Engineers believe the most probable cause is an AC phase imbalance or noise caused by crew lighting adjustments that were not detected at KSC. Another possible cause could be degradation of components in the PMC circuitry.
During the countdown, this condition was threatening a scrub – due to a breach of Launch Commit Criteria (LCC) rules. However, with the noise decreasing during monitoring, the controllers made the right call to launch, and the Fuel Cell has performed without issue during the mission.
“The FC 2, s/n 125, FC H2 PMC has been responding as expected to corresponding AC Bus activity on-orbit. No on-orbit trouble-shooting is was or is currently planned.”
Late Inspections also backed up the Flight Day 2 and Flight Day 3 TPS inspection results – which showed Atlantis suffered no damage to her heatshield. Late Inspections allow for a final check of the RCC panels and Lower surfaces on the Wing Leading Edge (WLE) know as LESS.
This is important, due to the potential of MMOD damage during the docked phase, and post undocking flight. With no notable triggers to the WLEIDS (Impact Detection System), no worrying damage was expected, or found – as per Damage Assessment Team (DAT) results.
The only new item of interest related to three marks on the 5L panel on the port wing of Atlantis. However, that has been cleared as no issue to the orbiter’s re-entry.
“LESS/RCC team cleared all late inspection regions of interest. Level 1 and IDC completed at 6:00 pm (Wednesday), Level 2 completed at 3:45 am (19.5 hrs) on Thursday, and final PRT (Peer Review) disposition at 6:30 am Thursday morning. No ROI (Regions Of Interest) exhibited any distinct damage characteristics,” noted the DAT to the MMT.
“From all of the late inspection LDRI imagery, the LESS PRT is GO for entry.”

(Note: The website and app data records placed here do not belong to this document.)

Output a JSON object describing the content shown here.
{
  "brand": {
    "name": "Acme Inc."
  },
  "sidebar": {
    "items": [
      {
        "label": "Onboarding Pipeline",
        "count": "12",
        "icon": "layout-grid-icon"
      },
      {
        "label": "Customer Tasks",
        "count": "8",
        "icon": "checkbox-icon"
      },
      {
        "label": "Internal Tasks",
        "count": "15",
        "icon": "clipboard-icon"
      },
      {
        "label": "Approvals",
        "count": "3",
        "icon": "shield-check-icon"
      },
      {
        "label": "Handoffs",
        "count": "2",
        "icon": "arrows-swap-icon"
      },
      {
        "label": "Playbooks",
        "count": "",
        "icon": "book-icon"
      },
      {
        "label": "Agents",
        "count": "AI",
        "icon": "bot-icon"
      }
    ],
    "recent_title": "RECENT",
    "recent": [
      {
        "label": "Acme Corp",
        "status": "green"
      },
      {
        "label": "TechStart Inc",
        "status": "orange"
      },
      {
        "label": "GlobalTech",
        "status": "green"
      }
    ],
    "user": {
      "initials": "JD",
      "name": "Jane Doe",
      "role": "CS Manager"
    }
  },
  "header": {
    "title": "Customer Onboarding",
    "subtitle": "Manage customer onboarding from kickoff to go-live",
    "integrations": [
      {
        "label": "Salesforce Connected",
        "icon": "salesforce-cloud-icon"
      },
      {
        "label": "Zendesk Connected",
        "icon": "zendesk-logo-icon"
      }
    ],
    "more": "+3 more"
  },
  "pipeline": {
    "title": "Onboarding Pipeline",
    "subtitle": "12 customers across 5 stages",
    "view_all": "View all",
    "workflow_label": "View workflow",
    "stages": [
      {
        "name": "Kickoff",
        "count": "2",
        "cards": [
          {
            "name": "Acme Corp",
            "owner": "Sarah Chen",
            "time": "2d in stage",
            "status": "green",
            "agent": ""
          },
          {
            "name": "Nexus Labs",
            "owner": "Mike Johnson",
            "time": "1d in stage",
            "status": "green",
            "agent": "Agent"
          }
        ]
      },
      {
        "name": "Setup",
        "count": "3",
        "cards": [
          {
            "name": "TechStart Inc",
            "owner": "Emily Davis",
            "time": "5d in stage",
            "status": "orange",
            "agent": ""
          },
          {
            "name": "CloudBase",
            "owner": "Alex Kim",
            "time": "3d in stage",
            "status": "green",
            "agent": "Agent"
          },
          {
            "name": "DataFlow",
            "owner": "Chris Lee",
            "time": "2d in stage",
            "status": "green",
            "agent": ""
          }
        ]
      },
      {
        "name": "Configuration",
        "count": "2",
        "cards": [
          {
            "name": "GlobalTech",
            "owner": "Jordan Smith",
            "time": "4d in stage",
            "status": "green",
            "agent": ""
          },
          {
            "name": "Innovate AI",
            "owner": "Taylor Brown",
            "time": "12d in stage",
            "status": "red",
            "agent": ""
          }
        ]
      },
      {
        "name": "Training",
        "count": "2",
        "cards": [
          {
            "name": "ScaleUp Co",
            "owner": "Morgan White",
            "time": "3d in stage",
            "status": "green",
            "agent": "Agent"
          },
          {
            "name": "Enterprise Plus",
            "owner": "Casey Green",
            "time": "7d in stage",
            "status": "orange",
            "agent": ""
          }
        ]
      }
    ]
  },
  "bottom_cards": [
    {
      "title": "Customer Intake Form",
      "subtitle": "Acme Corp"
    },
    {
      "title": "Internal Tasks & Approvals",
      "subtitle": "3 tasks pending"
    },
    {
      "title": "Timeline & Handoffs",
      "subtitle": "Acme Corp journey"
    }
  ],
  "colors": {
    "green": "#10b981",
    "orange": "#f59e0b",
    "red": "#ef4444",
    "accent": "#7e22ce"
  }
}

L2 members: Documentation – from which the above article has quoted snippets – is available in full in the related L2 sections, now over 4000 gbs in size.